Your answer should be the lines of the data below that contain "JSON".

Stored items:
Start of Block

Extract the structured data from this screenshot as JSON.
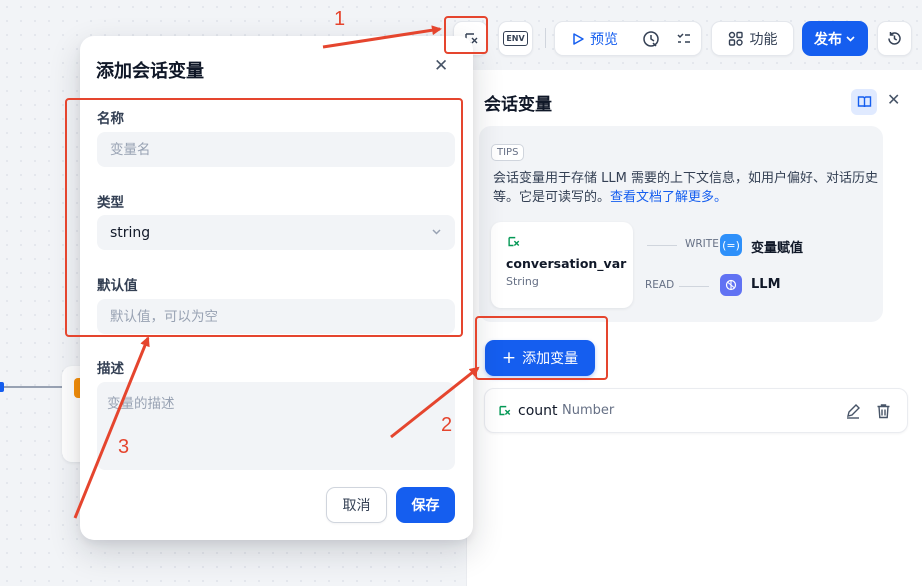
{
  "colors": {
    "primary": "#155eef",
    "annotation": "#e5452e",
    "text_muted": "#667085",
    "var_icon": "#039855"
  },
  "toolbar": {
    "preview_label": "预览",
    "features_label": "功能",
    "publish_label": "发布",
    "env_icon_text": "ENV"
  },
  "dialog": {
    "title": "添加会话变量",
    "name_label": "名称",
    "name_placeholder": "变量名",
    "type_label": "类型",
    "type_value": "string",
    "default_label": "默认值",
    "default_placeholder": "默认值，可以为空",
    "desc_label": "描述",
    "desc_placeholder": "变量的描述",
    "cancel_label": "取消",
    "save_label": "保存"
  },
  "panel": {
    "title": "会话变量",
    "tips_badge": "TIPS",
    "tips_text": "会话变量用于存储 LLM 需要的上下文信息，如用户偏好、对话历史等。它是可读写的。",
    "tips_link": "查看文档了解更多。",
    "diagram": {
      "var_name": "conversation_var",
      "var_type": "String",
      "write_label": "WRITE",
      "read_label": "READ",
      "assigner_label": "变量赋值",
      "llm_label": "LLM"
    },
    "add_button_label": "添加变量",
    "variables": [
      {
        "name": "count",
        "type": "Number"
      }
    ]
  },
  "annotations": {
    "label_1": "1",
    "label_2": "2",
    "label_3": "3"
  }
}
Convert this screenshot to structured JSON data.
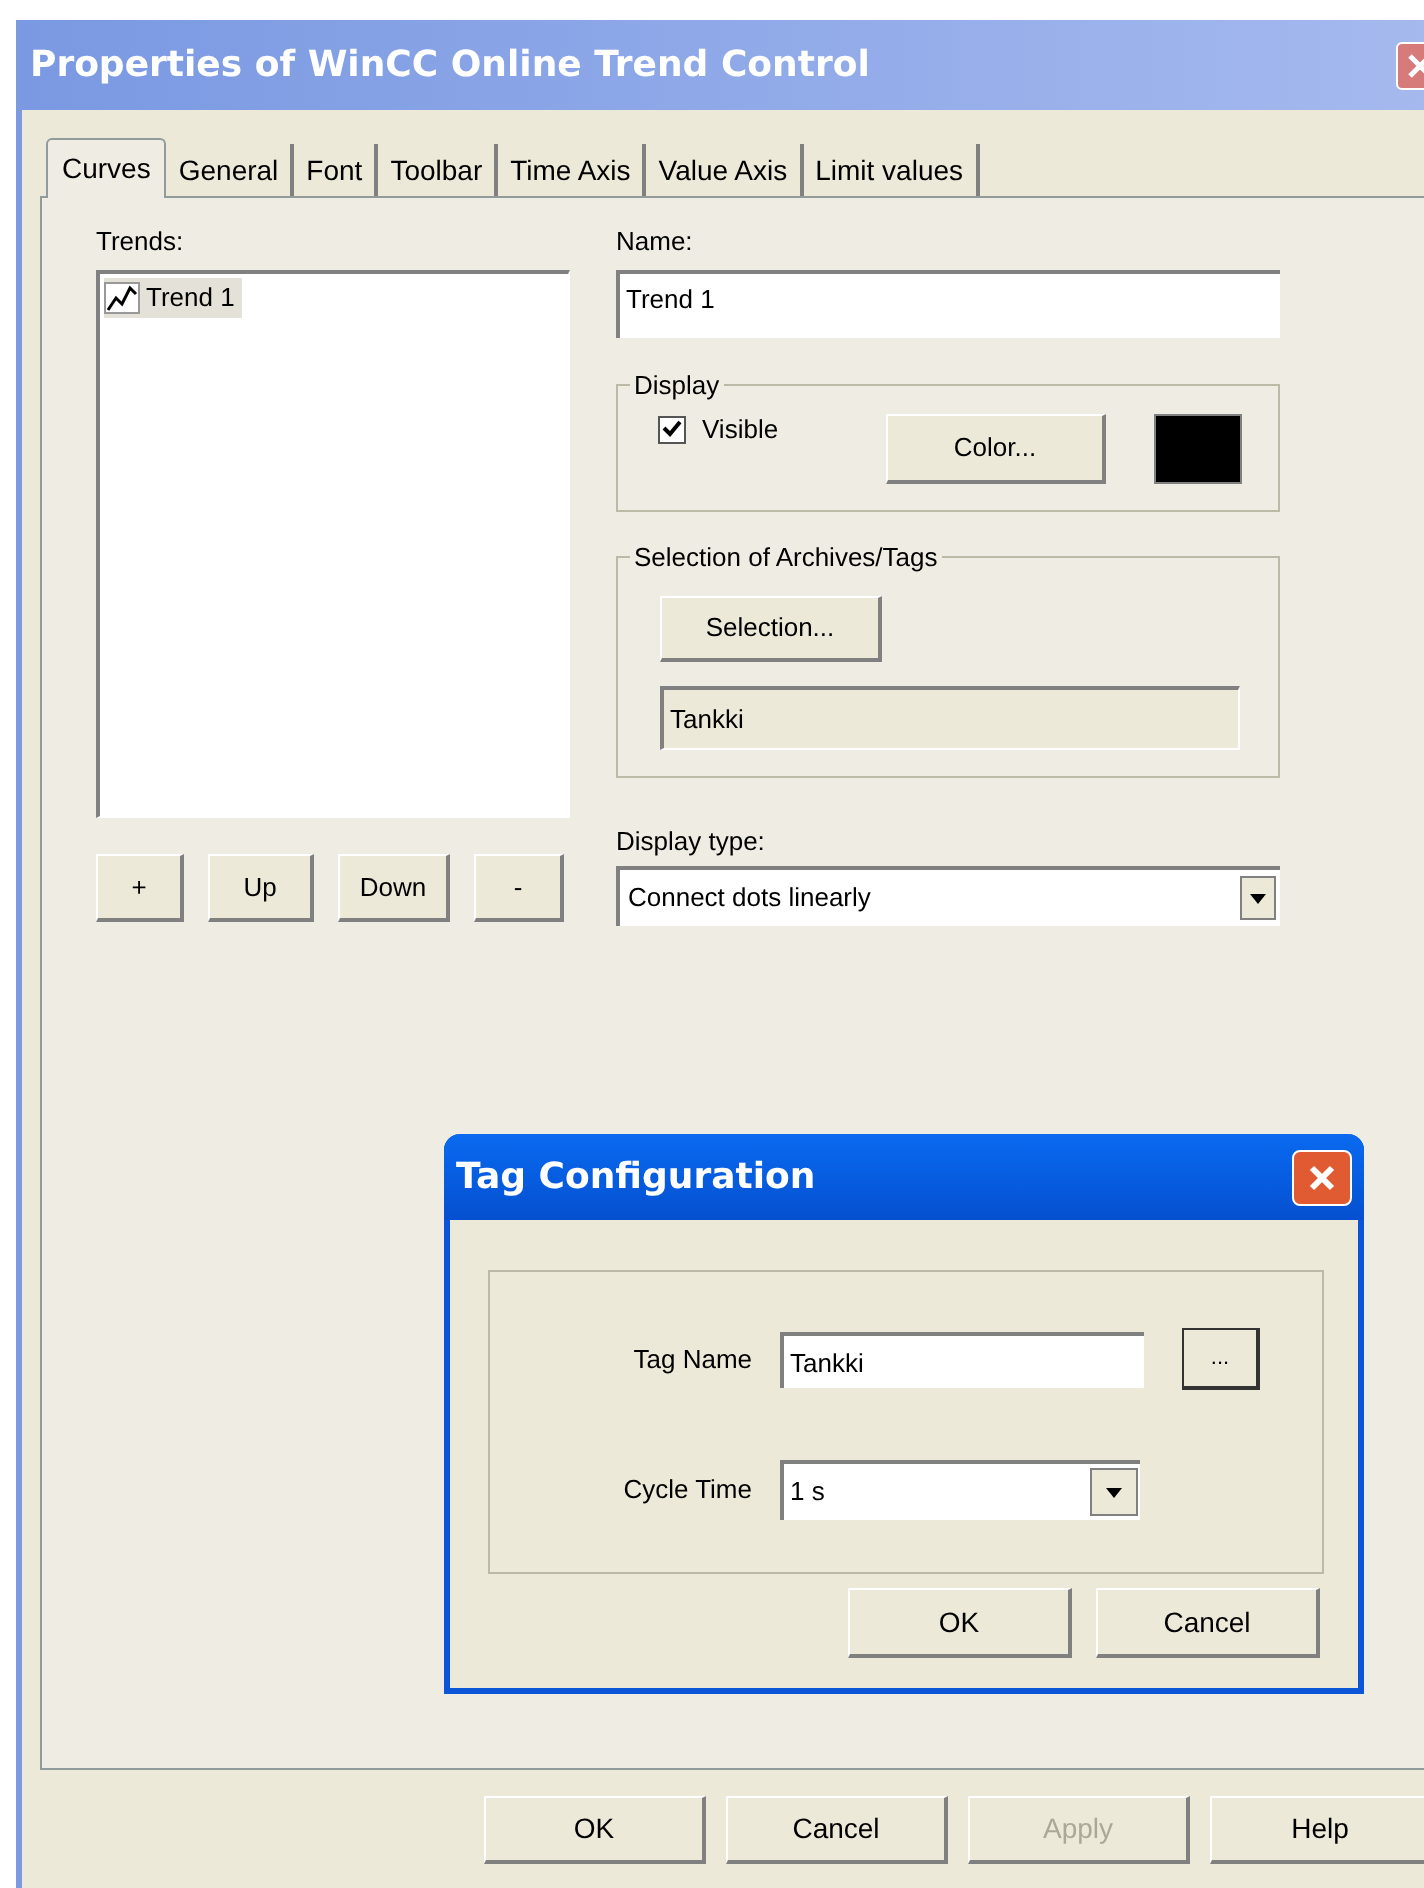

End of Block

● Reply
Extract the structured data from this screenshot as JSON.
Convert this screenshot to structured JSON data.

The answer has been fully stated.